**Instructions for the task**
Each line in the data holding "they" should be listed.
** Supplied data follows **
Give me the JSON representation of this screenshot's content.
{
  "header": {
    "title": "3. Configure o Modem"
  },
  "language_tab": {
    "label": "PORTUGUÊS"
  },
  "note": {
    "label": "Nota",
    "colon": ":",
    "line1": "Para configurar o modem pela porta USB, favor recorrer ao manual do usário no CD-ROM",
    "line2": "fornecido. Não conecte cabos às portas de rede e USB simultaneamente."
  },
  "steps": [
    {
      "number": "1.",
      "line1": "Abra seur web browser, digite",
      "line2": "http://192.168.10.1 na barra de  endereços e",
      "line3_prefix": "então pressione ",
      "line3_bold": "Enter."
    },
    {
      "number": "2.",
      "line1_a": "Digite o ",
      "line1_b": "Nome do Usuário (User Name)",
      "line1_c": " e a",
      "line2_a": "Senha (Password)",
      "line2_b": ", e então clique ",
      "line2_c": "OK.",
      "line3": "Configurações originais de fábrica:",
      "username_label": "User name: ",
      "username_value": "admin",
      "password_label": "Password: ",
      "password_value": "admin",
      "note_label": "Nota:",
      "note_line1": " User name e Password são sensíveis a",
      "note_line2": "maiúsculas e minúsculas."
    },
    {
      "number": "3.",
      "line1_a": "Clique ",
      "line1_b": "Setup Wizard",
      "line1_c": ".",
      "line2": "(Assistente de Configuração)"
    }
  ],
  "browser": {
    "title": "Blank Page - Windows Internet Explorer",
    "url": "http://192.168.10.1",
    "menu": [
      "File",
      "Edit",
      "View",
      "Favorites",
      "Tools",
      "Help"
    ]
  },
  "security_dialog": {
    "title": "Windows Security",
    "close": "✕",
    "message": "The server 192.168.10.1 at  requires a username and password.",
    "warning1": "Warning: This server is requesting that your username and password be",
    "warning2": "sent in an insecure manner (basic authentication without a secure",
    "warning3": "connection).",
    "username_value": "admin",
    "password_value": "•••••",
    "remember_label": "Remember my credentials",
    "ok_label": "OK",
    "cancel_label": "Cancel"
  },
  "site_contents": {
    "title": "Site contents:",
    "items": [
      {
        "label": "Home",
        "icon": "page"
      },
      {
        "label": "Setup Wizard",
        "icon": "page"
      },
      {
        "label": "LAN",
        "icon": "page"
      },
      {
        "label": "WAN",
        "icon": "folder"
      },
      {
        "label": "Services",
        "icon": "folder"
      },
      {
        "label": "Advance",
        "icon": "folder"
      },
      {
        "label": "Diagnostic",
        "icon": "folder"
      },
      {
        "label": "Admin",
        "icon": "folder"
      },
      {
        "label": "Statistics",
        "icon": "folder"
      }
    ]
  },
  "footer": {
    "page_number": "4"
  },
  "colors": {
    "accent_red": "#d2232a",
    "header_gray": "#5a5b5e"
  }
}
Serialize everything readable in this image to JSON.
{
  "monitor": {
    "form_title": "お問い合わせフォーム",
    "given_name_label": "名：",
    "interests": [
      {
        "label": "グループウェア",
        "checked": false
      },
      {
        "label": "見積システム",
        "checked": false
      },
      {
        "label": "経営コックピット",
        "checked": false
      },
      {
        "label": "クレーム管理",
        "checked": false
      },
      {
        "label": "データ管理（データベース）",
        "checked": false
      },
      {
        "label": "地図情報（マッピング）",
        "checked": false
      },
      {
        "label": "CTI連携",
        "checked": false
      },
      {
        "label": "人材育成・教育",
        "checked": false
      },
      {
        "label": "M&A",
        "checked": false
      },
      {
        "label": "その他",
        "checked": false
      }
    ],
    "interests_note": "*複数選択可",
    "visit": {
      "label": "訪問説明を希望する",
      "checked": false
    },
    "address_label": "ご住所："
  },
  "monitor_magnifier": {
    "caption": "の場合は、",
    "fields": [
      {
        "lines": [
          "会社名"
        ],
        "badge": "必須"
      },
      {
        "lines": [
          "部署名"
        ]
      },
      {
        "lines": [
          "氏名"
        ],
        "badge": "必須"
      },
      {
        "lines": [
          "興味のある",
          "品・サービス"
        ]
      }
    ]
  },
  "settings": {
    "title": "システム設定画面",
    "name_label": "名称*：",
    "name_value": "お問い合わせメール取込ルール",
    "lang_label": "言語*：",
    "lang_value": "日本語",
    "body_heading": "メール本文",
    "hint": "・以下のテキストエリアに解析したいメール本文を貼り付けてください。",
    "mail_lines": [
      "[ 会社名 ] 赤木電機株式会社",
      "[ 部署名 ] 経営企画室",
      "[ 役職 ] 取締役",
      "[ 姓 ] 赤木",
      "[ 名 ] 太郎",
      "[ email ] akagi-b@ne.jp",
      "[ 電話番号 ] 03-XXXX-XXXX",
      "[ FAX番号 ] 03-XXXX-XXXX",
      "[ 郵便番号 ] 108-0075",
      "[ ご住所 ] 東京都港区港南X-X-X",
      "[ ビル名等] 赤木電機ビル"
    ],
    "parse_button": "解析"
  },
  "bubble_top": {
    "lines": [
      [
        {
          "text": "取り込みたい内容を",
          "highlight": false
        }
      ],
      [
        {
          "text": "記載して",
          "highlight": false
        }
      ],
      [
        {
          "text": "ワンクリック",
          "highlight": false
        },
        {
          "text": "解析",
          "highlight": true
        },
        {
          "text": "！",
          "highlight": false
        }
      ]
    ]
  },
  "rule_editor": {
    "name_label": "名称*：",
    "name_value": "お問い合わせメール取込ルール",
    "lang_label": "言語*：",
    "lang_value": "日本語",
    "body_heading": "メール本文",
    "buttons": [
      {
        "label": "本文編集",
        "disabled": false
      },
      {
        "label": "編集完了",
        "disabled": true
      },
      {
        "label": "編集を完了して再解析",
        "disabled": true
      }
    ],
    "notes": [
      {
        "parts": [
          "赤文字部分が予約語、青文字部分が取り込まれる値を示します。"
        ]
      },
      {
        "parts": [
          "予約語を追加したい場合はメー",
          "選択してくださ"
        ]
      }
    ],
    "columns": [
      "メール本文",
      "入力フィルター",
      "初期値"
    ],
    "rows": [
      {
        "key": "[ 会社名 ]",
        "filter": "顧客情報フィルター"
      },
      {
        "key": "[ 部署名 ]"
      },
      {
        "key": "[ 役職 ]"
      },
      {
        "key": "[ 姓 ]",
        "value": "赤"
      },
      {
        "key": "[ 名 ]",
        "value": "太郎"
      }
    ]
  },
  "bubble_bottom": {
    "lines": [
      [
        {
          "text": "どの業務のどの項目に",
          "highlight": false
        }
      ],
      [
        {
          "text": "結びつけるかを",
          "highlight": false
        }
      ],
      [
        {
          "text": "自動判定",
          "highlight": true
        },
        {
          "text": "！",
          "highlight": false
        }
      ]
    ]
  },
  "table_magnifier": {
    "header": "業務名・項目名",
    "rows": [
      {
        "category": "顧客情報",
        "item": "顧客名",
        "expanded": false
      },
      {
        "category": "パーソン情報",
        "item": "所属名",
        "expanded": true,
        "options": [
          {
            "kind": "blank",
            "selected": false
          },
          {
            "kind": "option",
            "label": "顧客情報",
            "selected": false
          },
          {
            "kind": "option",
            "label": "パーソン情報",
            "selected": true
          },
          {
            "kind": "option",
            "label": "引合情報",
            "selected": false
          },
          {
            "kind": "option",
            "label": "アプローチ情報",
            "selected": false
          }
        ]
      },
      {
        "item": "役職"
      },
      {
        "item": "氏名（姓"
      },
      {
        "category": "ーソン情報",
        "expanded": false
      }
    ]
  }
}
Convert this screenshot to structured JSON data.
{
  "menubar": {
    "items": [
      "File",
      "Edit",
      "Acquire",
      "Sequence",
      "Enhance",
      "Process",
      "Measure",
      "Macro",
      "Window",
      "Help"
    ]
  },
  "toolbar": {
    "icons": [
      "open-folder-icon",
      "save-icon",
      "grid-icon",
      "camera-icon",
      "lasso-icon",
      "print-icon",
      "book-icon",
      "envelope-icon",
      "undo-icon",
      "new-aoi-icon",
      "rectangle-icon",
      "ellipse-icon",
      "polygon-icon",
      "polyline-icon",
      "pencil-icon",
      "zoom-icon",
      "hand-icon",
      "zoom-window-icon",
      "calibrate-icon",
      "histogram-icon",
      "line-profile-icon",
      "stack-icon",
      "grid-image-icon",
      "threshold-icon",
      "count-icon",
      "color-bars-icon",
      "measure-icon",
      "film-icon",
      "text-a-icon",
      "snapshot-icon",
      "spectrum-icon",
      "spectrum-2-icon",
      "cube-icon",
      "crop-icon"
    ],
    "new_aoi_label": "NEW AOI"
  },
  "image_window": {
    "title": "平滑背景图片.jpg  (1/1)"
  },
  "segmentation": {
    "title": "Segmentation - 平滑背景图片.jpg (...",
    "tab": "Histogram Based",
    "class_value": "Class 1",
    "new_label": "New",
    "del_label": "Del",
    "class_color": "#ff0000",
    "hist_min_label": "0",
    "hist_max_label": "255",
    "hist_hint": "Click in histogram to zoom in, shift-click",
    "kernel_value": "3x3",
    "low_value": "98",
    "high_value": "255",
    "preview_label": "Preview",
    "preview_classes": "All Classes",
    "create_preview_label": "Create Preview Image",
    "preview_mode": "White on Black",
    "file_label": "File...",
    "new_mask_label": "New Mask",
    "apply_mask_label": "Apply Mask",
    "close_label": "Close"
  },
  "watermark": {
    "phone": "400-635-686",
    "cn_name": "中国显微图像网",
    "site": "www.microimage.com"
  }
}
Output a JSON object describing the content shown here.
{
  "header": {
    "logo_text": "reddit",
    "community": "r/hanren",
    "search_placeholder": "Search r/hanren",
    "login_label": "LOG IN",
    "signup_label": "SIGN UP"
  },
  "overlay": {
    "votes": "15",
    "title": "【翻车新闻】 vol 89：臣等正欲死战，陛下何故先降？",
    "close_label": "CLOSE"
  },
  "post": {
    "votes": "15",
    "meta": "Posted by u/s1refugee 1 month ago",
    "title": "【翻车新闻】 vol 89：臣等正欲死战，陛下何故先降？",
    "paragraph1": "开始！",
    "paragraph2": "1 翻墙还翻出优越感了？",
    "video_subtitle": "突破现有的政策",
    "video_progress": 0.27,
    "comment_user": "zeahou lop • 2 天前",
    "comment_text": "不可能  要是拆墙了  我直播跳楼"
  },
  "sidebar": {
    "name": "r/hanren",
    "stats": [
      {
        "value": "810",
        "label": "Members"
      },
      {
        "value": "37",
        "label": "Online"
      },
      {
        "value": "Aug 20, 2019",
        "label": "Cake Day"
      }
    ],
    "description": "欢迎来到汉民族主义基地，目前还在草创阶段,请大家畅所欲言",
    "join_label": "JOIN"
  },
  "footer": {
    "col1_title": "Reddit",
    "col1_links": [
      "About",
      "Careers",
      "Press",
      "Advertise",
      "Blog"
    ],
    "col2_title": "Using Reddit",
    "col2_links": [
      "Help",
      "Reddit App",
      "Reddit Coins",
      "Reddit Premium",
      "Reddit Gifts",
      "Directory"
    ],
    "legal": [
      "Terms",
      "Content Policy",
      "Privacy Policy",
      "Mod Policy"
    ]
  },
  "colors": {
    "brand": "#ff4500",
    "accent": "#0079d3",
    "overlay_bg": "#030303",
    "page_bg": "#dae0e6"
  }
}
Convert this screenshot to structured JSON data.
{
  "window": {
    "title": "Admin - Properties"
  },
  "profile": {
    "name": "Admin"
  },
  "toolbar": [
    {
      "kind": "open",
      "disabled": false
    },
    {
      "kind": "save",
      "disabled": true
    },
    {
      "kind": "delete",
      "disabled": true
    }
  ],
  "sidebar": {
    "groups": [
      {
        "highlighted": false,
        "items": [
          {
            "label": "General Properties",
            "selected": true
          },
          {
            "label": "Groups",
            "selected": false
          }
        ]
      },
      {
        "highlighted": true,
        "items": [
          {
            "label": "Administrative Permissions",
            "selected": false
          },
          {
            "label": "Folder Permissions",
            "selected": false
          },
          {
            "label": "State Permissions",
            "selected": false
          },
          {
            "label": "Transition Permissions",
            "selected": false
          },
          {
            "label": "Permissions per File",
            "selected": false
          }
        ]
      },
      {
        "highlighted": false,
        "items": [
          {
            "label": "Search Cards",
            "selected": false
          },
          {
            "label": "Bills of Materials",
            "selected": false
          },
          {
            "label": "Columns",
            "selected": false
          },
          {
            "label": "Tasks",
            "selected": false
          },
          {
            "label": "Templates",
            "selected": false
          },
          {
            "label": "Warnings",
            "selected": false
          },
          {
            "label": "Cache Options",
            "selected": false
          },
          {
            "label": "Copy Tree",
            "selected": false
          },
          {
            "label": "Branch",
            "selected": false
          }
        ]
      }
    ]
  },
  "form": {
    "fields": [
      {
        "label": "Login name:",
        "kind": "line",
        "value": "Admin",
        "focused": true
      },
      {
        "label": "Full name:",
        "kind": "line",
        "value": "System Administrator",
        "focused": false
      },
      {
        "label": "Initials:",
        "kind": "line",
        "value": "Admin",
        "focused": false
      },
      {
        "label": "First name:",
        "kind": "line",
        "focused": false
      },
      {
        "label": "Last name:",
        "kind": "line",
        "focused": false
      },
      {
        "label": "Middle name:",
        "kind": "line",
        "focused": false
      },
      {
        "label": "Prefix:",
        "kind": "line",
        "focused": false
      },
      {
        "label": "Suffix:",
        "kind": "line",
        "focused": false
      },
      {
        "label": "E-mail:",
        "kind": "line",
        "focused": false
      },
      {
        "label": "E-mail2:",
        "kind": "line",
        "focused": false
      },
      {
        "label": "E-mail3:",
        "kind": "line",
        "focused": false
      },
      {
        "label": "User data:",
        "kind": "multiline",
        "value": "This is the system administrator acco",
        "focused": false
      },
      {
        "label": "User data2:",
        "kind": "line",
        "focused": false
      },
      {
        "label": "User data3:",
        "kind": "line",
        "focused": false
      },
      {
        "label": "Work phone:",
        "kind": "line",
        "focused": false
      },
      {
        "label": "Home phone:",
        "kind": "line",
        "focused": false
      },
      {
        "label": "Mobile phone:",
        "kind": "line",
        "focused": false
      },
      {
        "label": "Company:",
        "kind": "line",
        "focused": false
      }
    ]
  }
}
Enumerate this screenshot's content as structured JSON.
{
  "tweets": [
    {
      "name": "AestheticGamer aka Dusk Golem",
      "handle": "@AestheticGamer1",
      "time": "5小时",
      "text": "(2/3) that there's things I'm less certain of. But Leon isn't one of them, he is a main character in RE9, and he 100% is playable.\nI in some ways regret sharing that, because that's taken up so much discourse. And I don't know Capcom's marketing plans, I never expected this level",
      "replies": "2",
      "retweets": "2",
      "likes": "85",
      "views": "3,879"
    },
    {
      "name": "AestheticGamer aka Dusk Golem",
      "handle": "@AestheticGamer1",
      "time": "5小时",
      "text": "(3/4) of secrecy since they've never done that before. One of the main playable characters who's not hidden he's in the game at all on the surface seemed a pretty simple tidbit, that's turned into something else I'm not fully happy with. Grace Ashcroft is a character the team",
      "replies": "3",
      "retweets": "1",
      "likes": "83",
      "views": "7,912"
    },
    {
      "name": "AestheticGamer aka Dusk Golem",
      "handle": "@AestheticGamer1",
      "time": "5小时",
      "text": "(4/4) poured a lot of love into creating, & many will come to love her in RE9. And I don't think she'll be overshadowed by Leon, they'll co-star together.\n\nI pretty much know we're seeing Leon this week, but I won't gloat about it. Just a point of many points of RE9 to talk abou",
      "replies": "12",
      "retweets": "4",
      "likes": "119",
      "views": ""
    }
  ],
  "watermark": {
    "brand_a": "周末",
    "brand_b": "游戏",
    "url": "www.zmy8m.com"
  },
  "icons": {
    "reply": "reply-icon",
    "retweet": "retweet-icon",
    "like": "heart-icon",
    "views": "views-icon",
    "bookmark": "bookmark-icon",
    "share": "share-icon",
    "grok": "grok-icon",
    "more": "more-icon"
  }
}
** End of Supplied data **
**Output below**
      "text": "(3/4) of secrecy since they've never done that before. One of the main playable characters who's not hidden he's in the game at all on the surface seemed a pretty simple tidbit, that's turned into something else I'm not fully happy with. Grace Ashcroft is a character the team",
      "text": "(4/4) poured a lot of love into creating, & many will come to love her in RE9. And I don't think she'll be overshadowed by Leon, they'll co-star together.\n\nI pretty much know we're seeing Leon this week, but I won't gloat about it. Just a point of many points of RE9 to talk abou",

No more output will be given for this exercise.